A paper outlining the results of a study on male obesity and compromised fertility was published on May 25 in the peer-reviewed journal Basic and Clinical Andrology.

An Iranian team of researchers collected semen samples from 64 men under the age of 45, half being clinically obese (a BMI over 30) and half having a healthy weight (a BMI of 18.5 to 25). All participants were without any known disease and refrained from unhealthy lifestyle practices such as smoking or drinking alcohol.

By testing the men’s sperm for abnormalities, the researchers found that obesity was directly linked to poor vitality, volume, count, and motility.

These findings are supported by previous studies into obesity and infertility.

For instance, a 2012 study found that obese men are 42% more likely than those at a healthy weight to have a low sperm count and 81% more likely to produce no sperm at all.

Yet the Iranian team suggested that it had found exactly how obesity adversely affects sperm.

Overall, obesity is believed to negatively influence steroidogenesis, which is the process of steroid hormone production, and spermatogenesis, which is the development of mature sperm cells.
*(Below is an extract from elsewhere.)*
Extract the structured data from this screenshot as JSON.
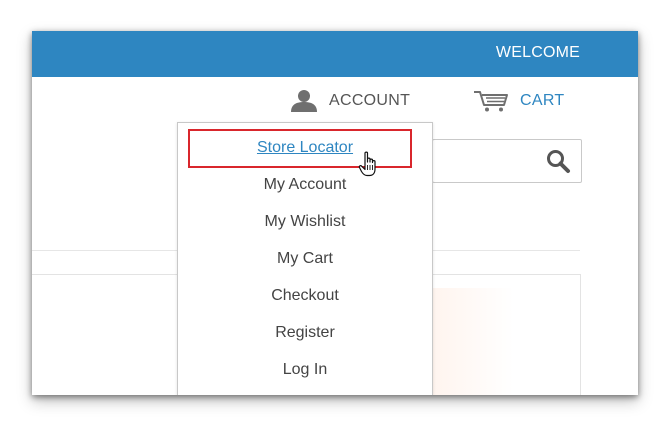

Hormone imbalances at the hypothalamic-pituitary level can lead to damaged and abnormal sperm as well as trigger cell death.

Indirectly, obesity can further contribute to these mechanisms by producing higher levels of oxidative stress and inflammation in the body.
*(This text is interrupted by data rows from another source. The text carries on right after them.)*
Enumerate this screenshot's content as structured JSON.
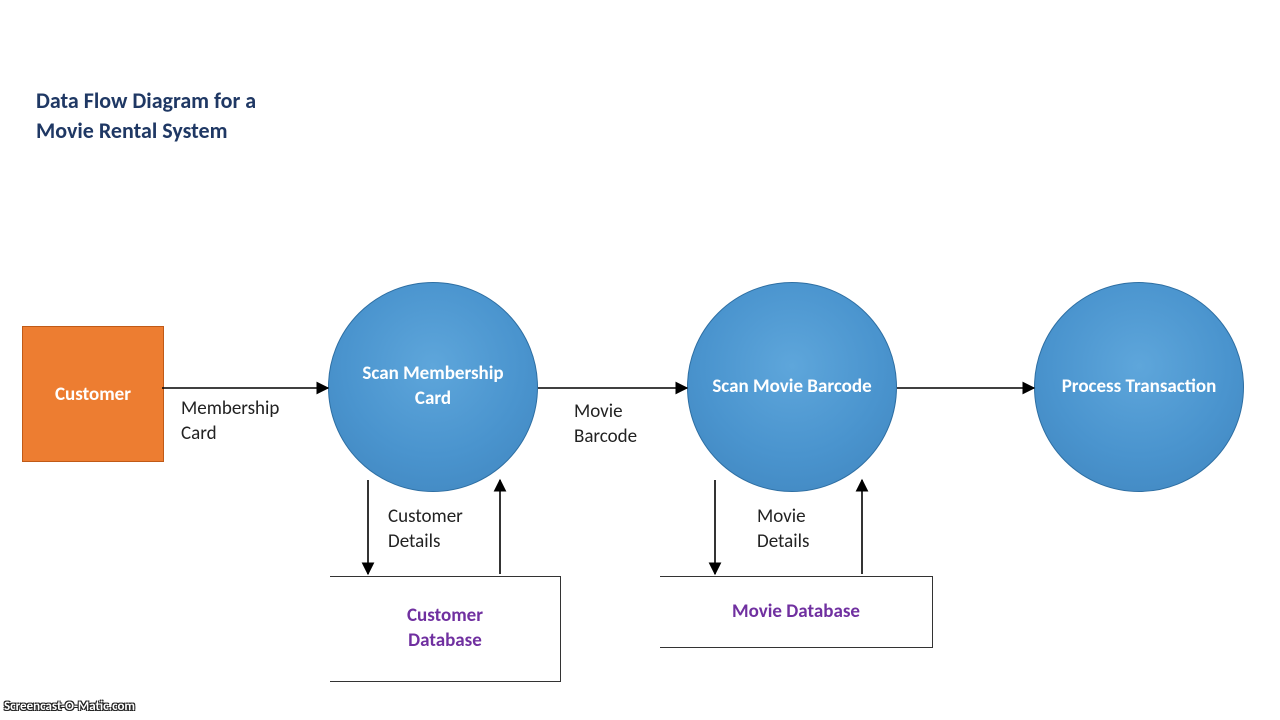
{
  "title": "Data Flow Diagram for a\nMovie Rental System",
  "entities": {
    "customer": "Customer"
  },
  "processes": {
    "scan_membership": "Scan Membership Card",
    "scan_barcode": "Scan Movie Barcode",
    "process_txn": "Process Transaction"
  },
  "datastores": {
    "customer_db": "Customer\nDatabase",
    "movie_db": "Movie Database"
  },
  "flows": {
    "membership_card": "Membership\nCard",
    "movie_barcode": "Movie\nBarcode",
    "customer_details": "Customer\nDetails",
    "movie_details": "Movie\nDetails"
  },
  "watermark": "Screencast-O-Matic.com"
}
In the paper, the researchers highlight the need to conduct further research into these mechanisms in order to develop therapies or preventative protocols to limit the effects of obesity on sperm parameters.

For instance, obesity is associated with the shortened length of telomeres, which are the repetitive nucleotide sequences located at the ends of chromosomes within sperm cells.

The relationship between this risk of shortened sperm telomere length — and thus less DNA integrity — needs to be highlighted in future research, according to the paper’s authors.

The consequences of obesity on male fertility are serious, especially given that the World Obesity Federation recently projected that 51% of the global population — over 4 billion — will be obese by 2035, as The Dallas Express reported.

As the rates of obesity climb among adults and children worldwide, researchers like this team in Tehran are making new discoveries about the epidemic’s widespread effects.

Female obesity has been linked not only to deficiencies in the production of breast milk but also to maternal mortality, the rate of which in Texas is higher than the national average.

Moreover, as The Dallas Express reported, obesity is not just a health issue but also one of national security.

A study from the World Health Organization revealed significant increases in U.S. soldiers’ BMIs during the COVID-19 pandemic, with 26.7% of those studied going from healthy to overweight and 15.6% from overweight to obese.